The deck is even more skewed against Israel when considering the populations of these countries, with only 5 percent voting ‘No’ and 4.4 percent ‘Abstaining’.  

Within the ten countries that voted ‘No’, more than 80 percent of the population comes from the US, Israel’s only significant ally.

Within the 23 countries that abstained, 70 percent of the population is dominated by Germany, UK, Italy, Argentina and Ukraine.

The resolution passed with more votes than a similar UNGA resolution on October 27, for which 120 countries voted in favour of a “humanitarian” truce, while 14 voted against and 45 abstained. Notably, some of America’s closest allies – Australia, Canada, and Japan –which had abstained in October, have now voted for a ceasefire.

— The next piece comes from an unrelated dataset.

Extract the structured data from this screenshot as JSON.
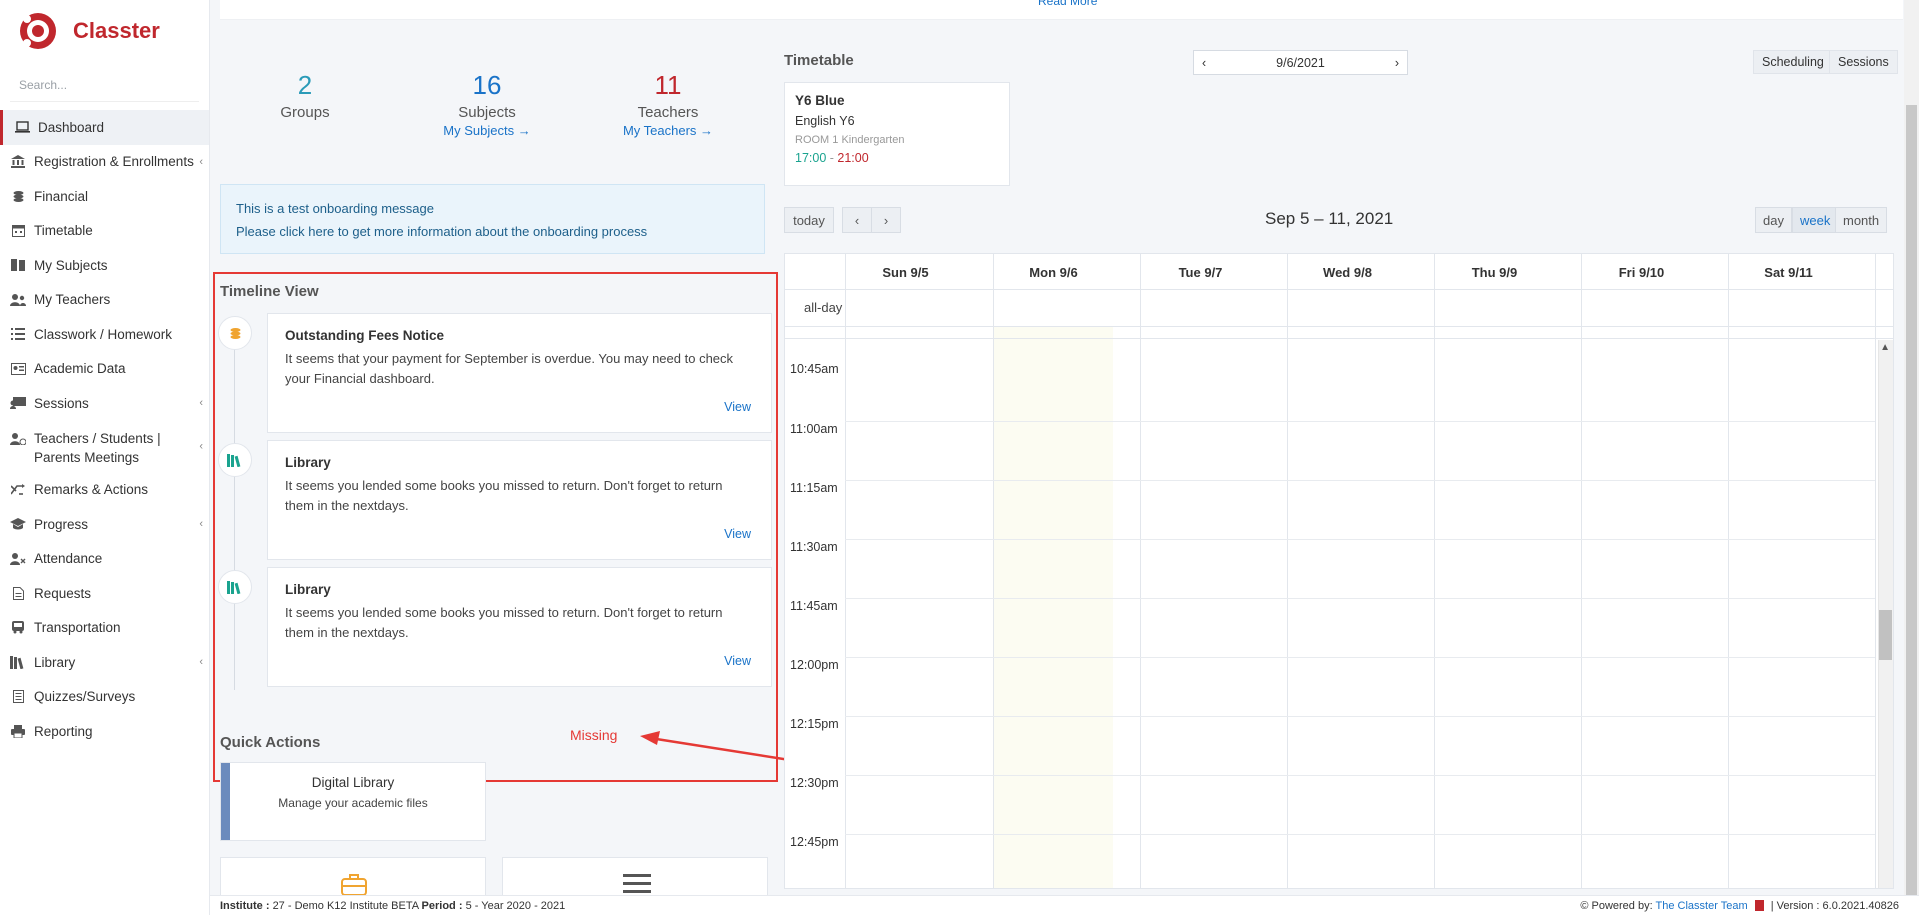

John Whitbeck says that only two European countries voted against the resolution, indicating “that the unconditional support for Israel’s ‘right to defend itself’ manifested in Europe until recently is starting to melt away. Indeed, even Ukraine abstained.” France joined Spain and several European countries in calling for a ceasefire as did Canada, Australia and New Zealand.

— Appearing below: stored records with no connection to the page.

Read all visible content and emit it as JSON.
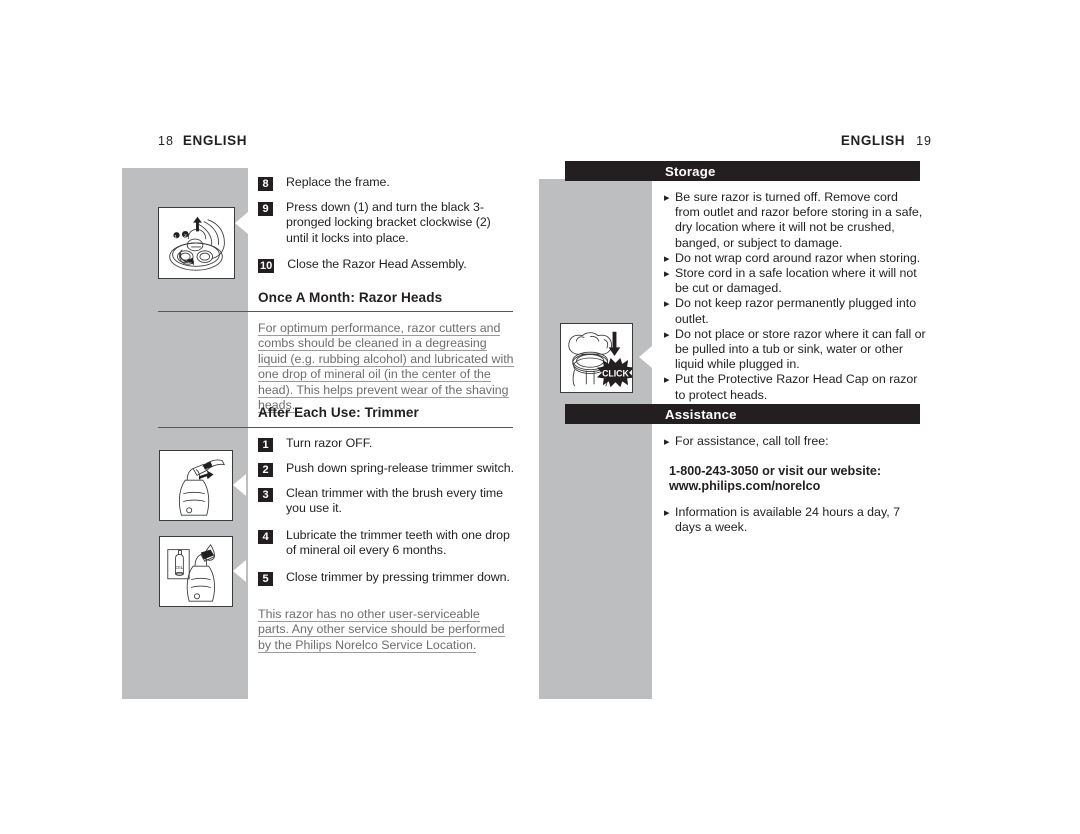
{
  "document": {
    "type": "product-manual-spread",
    "language": "ENGLISH"
  },
  "colors": {
    "grey_panel": "#bcbec0",
    "banner_black": "#231f20",
    "note_grey": "#6d6e71",
    "rule_grey": "#58595b",
    "paper_white": "#ffffff"
  },
  "left_page": {
    "running_head": {
      "folio": "18",
      "word": "ENGLISH"
    },
    "steps_razor_head": [
      {
        "num": "8",
        "text": "Replace the frame."
      },
      {
        "num": "9",
        "text": "Press down (1) and turn the black 3-pronged locking bracket clockwise (2) until it locks into place."
      },
      {
        "num": "10",
        "text": "Close the Razor Head Assembly."
      }
    ],
    "section_once_a_month": {
      "heading": "Once A Month:  Razor Heads",
      "note": "For optimum performance, razor cutters and combs should be cleaned in a degreasing liquid (e.g. rubbing alcohol) and lubricated with one drop of mineral oil (in the center of the head). This helps prevent wear of the shaving heads."
    },
    "section_after_each_use": {
      "heading": "After Each Use:  Trimmer",
      "steps": [
        {
          "num": "1",
          "text": "Turn razor OFF."
        },
        {
          "num": "2",
          "text": "Push down spring-release trimmer switch."
        },
        {
          "num": "3",
          "text": "Clean trimmer with the brush every time you use it."
        },
        {
          "num": "4",
          "text": "Lubricate the trimmer teeth with one drop of mineral oil every 6 months."
        },
        {
          "num": "5",
          "text": "Close trimmer by pressing trimmer down."
        }
      ],
      "note": "This razor has no other user-serviceable parts. Any other service should be performed by the Philips Norelco Service Location."
    },
    "figures": [
      {
        "name": "razor-head-locking-bracket-figure",
        "caption_labels": [
          "1",
          "2"
        ]
      },
      {
        "name": "trimmer-brush-cleaning-figure",
        "caption_labels": []
      },
      {
        "name": "trimmer-oil-lubrication-figure",
        "caption_labels": []
      }
    ]
  },
  "right_page": {
    "running_head": {
      "folio": "19",
      "word": "ENGLISH"
    },
    "storage": {
      "banner": "Storage",
      "bullets": [
        "Be sure razor is turned off. Remove cord from outlet and razor before storing in a safe, dry location where it will not be crushed, banged, or subject to damage.",
        "Do not wrap cord around razor when storing.",
        "Store cord in a safe location where it will not be cut or damaged.",
        "Do not keep razor permanently plugged into outlet.",
        "Do not place or store razor where it can fall or be pulled into a tub or sink, water or other liquid while plugged in.",
        "Put the Protective Razor Head Cap on razor to protect heads."
      ]
    },
    "assistance": {
      "banner": "Assistance",
      "bullet_intro": "For assistance, call toll free:",
      "contact_line_1": "1-800-243-3050 or visit our website:",
      "contact_line_2": "www.philips.com/norelco",
      "bullet_hours": "Information is available 24 hours a day, 7 days a week."
    },
    "figures": [
      {
        "name": "protective-razor-head-cap-figure",
        "callout": "CLICK"
      }
    ]
  },
  "icons": {
    "bullet_marker": "half-moon-bullet",
    "figure_pointer": "left-triangle-pointer"
  }
}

Whitbeck adds that no Asian country besides Israel voted ‘No’ or ‘Abstained’, “which suggests that the US government’s hopes of enlisting loyal Asian support for confronting, containing and countering its perceived primary adversary, China, will not be easily achieved.”

When it comes to US-Israel relations, the aid recipient calls the shots, not the aid donor. In the vast literature on international relations, one would be hard-pressed to find another instance of what can best be called “donor capture”

On Sunday, December 17, France’s foreign minister called for an “immediate truce”, while the foreign ministers of the UK and Germany called for a “sustainable ceasefire.” A former defense minister of the UK said Netanyahu’s tactics would "fuel the conflict for another 50 years". A conservative MP stated: "Bombs don't obliterate an ideology, and neither can a stable state be constructed from oblivion."

International pressure has made Netanyahu even more intransigent: “We’re continuing until the end, until victory, until Hamas is annihilated,” and added, “Nothing will stop us.” Netanyahu reiterated that he was not going to pursue the two-state solution: “I will not allow that we put [in power] in Gaza people who teach terrorism, support terrorism and finance it. Gaza will be neither Hamastan nor Fatahstan.”

Not to be outdone, Israeli President Isaac Herzog, a former leader of the Labor Party, told Jake Sullivan, Joe Biden’s emissary, that this was not the time to discuss the two-state solution. Earlier, Israel’s ambassador to the UK dismissed the concept of a two-state solution, saying the Oslo Accords of 1993, which Netanyahu had opposed from the very beginning, “had led to the rise of Palestinian terrorism”. 

Biden reached out to Netanyahu to urge him to minimise civilian casualties but was rebuffed: “You carpet-bombed Germany, you dropped the atom bomb, a lot of civilians died.”

Biden replied: “Yeah, that’s why all these institutions were set up after World War Two to see to it that it didn’t happen again,” and cautioned Netanyahu, “Don’t make the same mistakes we made in 9/11. There’s no reason why we had to be in a war in Afghanistan.” That was the ultimate mea culpa!

The US has no leverage over Israel, despite supporting it in every international forum and providing it with $70 billion of military aid between 2000 and 2020. It has received a third of all the military aid the US has donated during this period across the globe. When it comes to US-Israel relations, the aid recipient calls the shots, not the aid donor. In the vast literature on international relations, one would be hard-pressed to find another instance of what can best be called “donor capture.” To understand how that came about, check out ‘The Israeli Lobby And US Foreign Policy’ by John Mearsheimer and Stephen M. Walt.

The US stands isolated on the world stage, giving its archrivals, China and Russia, a chance to join hands with Australia, Canada, and Japan. That’s the price it’s paying for blindly supporting a nation that practices apartheid within its borders and ethnic cleansing outside its borders. 

Dr. Faruqui is a history buff and the author of Rethinking the National Security of Pakistan, Routledge Revivals, 2020. He tweets at @ahmadfaruqui